Every line of the entries below that includes "规范名称" belongs in the answer, copied as written.
:: AVAILABLE DATA ::
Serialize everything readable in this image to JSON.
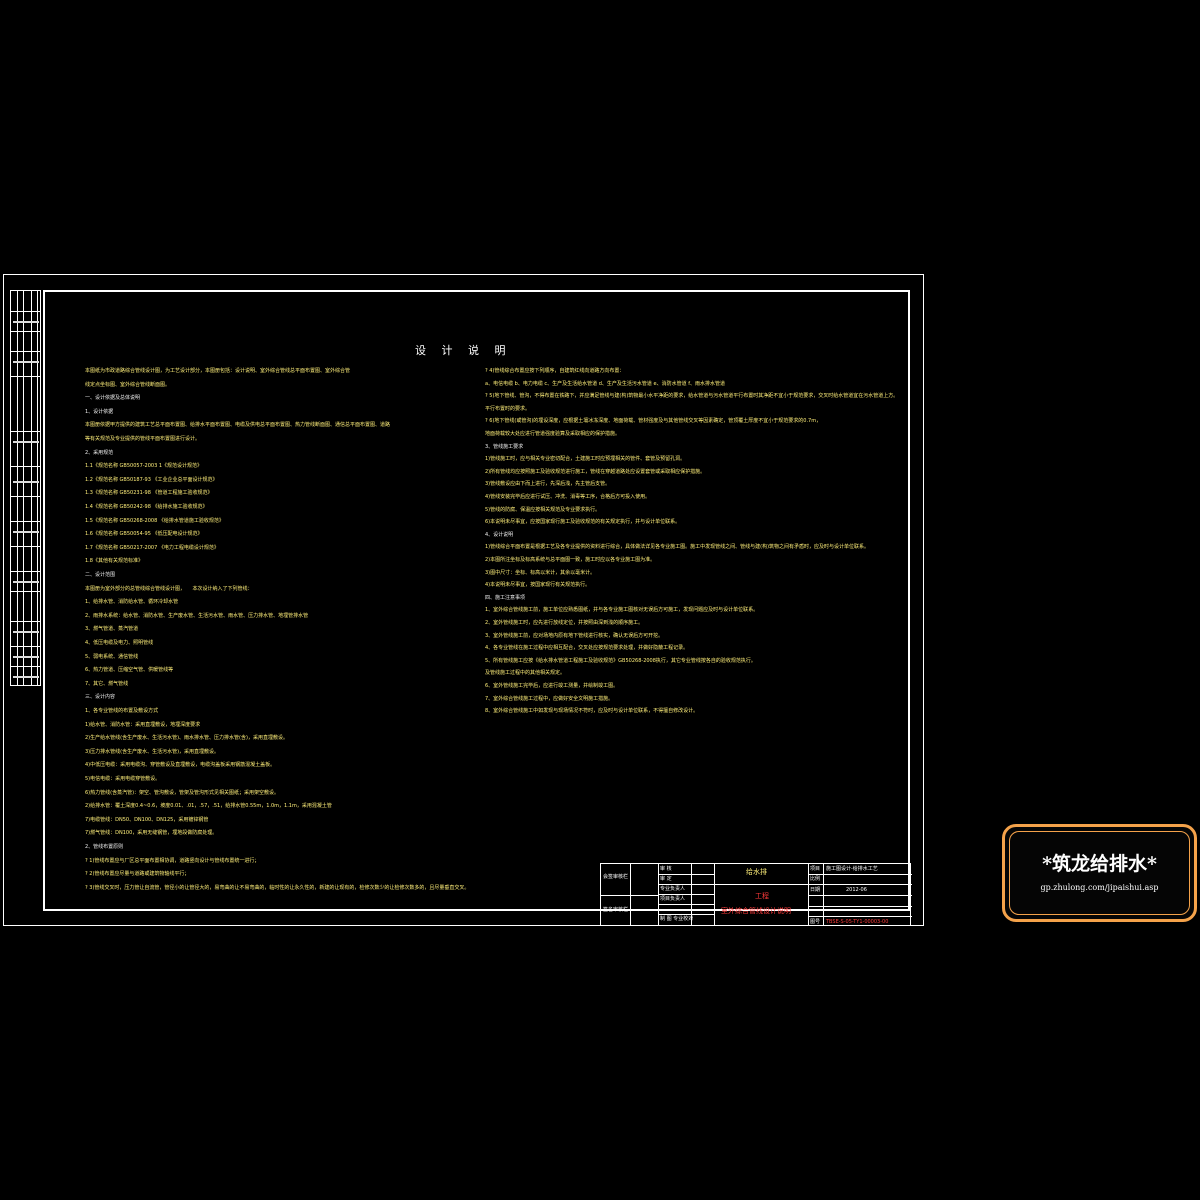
{
  "drawing": {
    "title": "设 计 说 明",
    "left_column": [
      "本图纸为市政道路综合管线设计图，为工艺设计部分，本图册包括：设计说明、室外综合管线总平面布置图、室外综合管",
      "线定点坐标图、室外综合管线断面图。",
      "一、设计依据及总体说明",
      "1、设计依据",
      "本图册依据甲方提供的建筑工艺总平面布置图、给排水平面布置图、电缆及供电总平面布置图、热力管线断面图、通信总平面布置图、道路",
      "等有关规范及专业提供的管线平面布置图进行设计。",
      "2、采用规范",
      "1.1《规范名称 GB50057-2003 1《规范设计规范》",
      "1.2《规范名称 GB50187-93 《工业企业总平面设计规范》",
      "1.3《规范名称 GB50231-98 《管道工程施工验收规范》",
      "1.4《规范名称 GB50242-98 《给排水施工验收规范》",
      "1.5《规范名称 GB50268-2008 《给排水管道施工验收规范》",
      "1.6《规范名称 GB50054-95 《低压配电设计规范》",
      "1.7《规范名称 GB50217-2007 《电力工程电缆设计规范》",
      "1.8《其他有关规范标准》",
      "二、设计范围",
      "本图册为室外部分的总管线综合管线设计图，　　本次设计纳入了下列管线：",
      "1、给排水管、消防给水管、循环冷却水管",
      "2、雨排水系统：给水管、消防水管、生产废水管、生活污水管、雨水管、压力排水管、地埋管排水管",
      "3、燃气管道、蒸汽管道",
      "4、低压电缆及电力、照明管线",
      "5、弱电系统、通信管线",
      "6、热力管道、压缩空气管、供暖管线等",
      "7、其它、燃气管线",
      "三、设计内容",
      "1、各专业管线的布置及敷设方式",
      "1)给水管、消防水管：采用直埋敷设，地埋深度要求",
      "2)生产给水管线(含生产废水、生活污水管)、雨水排水管、压力排水管(含)，采用直埋敷设。",
      "3)压力排水管线(含生产废水、生活污水管)，采用直埋敷设。",
      "4)中低压电缆：采用电缆沟、穿管敷设及直埋敷设，电缆沟盖板采用钢筋混凝土盖板。",
      "5)电信电缆：采用电缆穿管敷设。",
      "6)热力管线(含蒸汽管)：架空、管沟敷设，管架及管沟形式见相关图纸；采用架空敷设。",
      "2)给排水管：覆土深度0.4~0.6，坡度0.01、.01，.57，.51，给排水管0.55m，1.0m，1.1m，采用混凝土管",
      "7)电缆管线：DN50、DN100、DN125，采用镀锌钢管",
      "7)燃气管线：DN100，采用无缝钢管，埋地段做防腐处理。",
      "2、管线布置原则",
      "? 1)管线布置应与厂区总平面布置相协调，道路竖向设计与管线布置统一进行；",
      "? 2)管线布置应尽量与道路或建筑物轴线平行；",
      "? 3)管线交叉时，压力管让自流管，管径小的让管径大的，易弯曲的让不易弯曲的，临时性的让永久性的，新建的让现有的，检修次数少的让检修次数多的，且尽量垂直交叉。"
    ],
    "right_column": [
      "? 4)管线综合布置应按下列顺序，自建筑红线向道路方向布置：",
      "a、电信电缆 b、电力电缆 c、生产及生活给水管道 d、生产及生活污水管道 e、消防水管道 f、雨水排水管道",
      "? 5)地下管线、管沟，不得布置在铁路下，并应满足管线与建(构)筑物最小水平净距的要求，给水管道与污水管道平行布置时其净距不宜小于规范要求，交叉时给水管道宜在污水管道上方。",
      "平行布置时的要求。",
      "? 6)地下管线(或管沟)的埋设深度，应根据土壤冰冻深度、地面荷载、管材强度及与其他管线交叉等因素确定，管顶覆土厚度不宜小于规范要求的0.7m，",
      "地面荷载较大处应进行管道强度验算及采取相应的保护措施。",
      "3、管线施工要求",
      "1)管线施工时，应与相关专业密切配合，土建施工时应预埋相关的管件、套管及预留孔洞。",
      "2)所有管线均应按照施工及验收规范进行施工，管线在穿越道路处应设置套管或采取相应保护措施。",
      "3)管线敷设应由下而上进行，先深后浅，先主管后支管。",
      "4)管线安装完毕后应进行试压、冲洗、消毒等工序，合格后方可投入使用。",
      "5)管线的防腐、保温应按相关规范及专业要求执行。",
      "6)本说明未尽事宜，应按国家现行施工及验收规范的有关规定执行，并与设计单位联系。",
      "4、设计说明",
      "1)管线综合平面布置是根据工艺及各专业提供的资料进行综合，具体做法详见各专业施工图。施工中发现管线之间、管线与建(构)筑物之间有矛盾时，应及时与设计单位联系。",
      "2)本图所注坐标及标高系统与总平面图一致，施工时应以各专业施工图为准。",
      "3)图中尺寸：坐标、标高以米计，其余以毫米计。",
      "4)本说明未尽事宜，按国家现行有关规范执行。",
      "四、施工注意事项",
      "1、室外综合管线施工前，施工单位应熟悉图纸，并与各专业施工图核对无误后方可施工，发现问题应及时与设计单位联系。",
      "2、室外管线施工时，应先进行放线定位，并按照由深到浅的顺序施工。",
      "3、室外管线施工前，应对场地内原有地下管线进行核实，确认无误后方可开挖。",
      "4、各专业管线在施工过程中应相互配合，交叉处应按规范要求处理，并做好隐蔽工程记录。",
      "5、所有管线施工应按《给水排水管道工程施工及验收规范》GB50268-2008执行，其它专业管线按各自的验收规范执行。",
      "及管线施工过程中的其他相关规定。",
      "6、室外管线施工完毕后，应进行竣工测量，并绘制竣工图。",
      "7、室外综合管线施工过程中，应做好安全文明施工措施。",
      "8、室外综合管线施工中如发现与现场情况不符时，应及时与设计单位联系，不得擅自修改设计。"
    ],
    "title_block": {
      "review_label": "会签审核栏",
      "sign_label": "签名审核栏",
      "roles": [
        "审 核",
        "审 定",
        "专业负责人",
        "项目负责人",
        "制 图 专业校对"
      ],
      "company": "给水排",
      "project": "工程",
      "drawing_name": "室外综合管线设计说明",
      "fields": [
        {
          "label": "项目",
          "value": "施工图设计-给排水工艺"
        },
        {
          "label": "比例",
          "value": ""
        },
        {
          "label": "日期",
          "value": "2012-06"
        },
        {
          "label": "图号",
          "value": "TBSE-S-05-TY1-00003-00"
        }
      ]
    }
  },
  "watermark": {
    "title": "*筑龙给排水*",
    "url": "gp.zhulong.com/jipaishui.asp",
    "colors": {
      "border": "#f4a24a",
      "text": "#ffffff"
    }
  }
}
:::
### [YOUR SOLUTION]
      "1.1《规范名称 GB50057-2003 1《规范设计规范》",
      "1.2《规范名称 GB50187-93 《工业企业总平面设计规范》",
      "1.3《规范名称 GB50231-98 《管道工程施工验收规范》",
      "1.4《规范名称 GB50242-98 《给排水施工验收规范》",
      "1.5《规范名称 GB50268-2008 《给排水管道施工验收规范》",
      "1.6《规范名称 GB50054-95 《低压配电设计规范》",
      "1.7《规范名称 GB50217-2007 《电力工程电缆设计规范》",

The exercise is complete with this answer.